(Entries from a dataset of interfaces)
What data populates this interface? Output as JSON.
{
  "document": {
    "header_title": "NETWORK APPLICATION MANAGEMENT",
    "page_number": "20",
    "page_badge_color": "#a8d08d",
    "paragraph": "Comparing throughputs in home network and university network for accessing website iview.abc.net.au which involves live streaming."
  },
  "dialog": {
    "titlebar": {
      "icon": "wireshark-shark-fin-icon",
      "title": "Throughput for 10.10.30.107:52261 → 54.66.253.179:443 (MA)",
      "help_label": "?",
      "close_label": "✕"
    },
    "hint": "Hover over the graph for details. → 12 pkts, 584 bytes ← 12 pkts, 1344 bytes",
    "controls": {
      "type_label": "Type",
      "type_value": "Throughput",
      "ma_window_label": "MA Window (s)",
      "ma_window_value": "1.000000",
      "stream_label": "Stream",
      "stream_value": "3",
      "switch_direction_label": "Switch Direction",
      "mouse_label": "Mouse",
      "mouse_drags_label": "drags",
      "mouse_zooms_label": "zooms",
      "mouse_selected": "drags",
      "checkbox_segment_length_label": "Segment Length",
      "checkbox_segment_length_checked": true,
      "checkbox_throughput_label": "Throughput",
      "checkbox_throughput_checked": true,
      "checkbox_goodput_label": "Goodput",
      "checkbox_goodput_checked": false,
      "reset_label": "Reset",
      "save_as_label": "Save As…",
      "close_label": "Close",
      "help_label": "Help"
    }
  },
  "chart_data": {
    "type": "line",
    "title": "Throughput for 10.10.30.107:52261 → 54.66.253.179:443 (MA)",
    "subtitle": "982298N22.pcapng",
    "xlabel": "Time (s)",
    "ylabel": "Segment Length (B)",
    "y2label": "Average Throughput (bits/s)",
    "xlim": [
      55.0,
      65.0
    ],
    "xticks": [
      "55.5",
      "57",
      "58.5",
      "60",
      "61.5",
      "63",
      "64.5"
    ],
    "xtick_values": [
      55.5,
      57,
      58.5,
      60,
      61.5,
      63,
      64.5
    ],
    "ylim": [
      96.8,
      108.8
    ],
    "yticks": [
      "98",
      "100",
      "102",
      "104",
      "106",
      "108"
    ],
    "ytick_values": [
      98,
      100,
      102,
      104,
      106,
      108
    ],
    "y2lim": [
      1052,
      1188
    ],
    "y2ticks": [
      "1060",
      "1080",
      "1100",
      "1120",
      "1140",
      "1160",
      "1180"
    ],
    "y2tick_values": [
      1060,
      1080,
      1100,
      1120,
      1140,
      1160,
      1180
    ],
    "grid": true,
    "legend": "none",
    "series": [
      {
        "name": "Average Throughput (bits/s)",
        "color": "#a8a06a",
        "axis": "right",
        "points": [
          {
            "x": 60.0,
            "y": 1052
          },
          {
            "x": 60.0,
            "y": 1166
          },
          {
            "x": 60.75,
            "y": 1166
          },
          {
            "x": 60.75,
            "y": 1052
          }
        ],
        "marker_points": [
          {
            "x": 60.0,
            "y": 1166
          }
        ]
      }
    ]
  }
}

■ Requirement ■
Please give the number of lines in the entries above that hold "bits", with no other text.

■ Answer for this exercise ■
2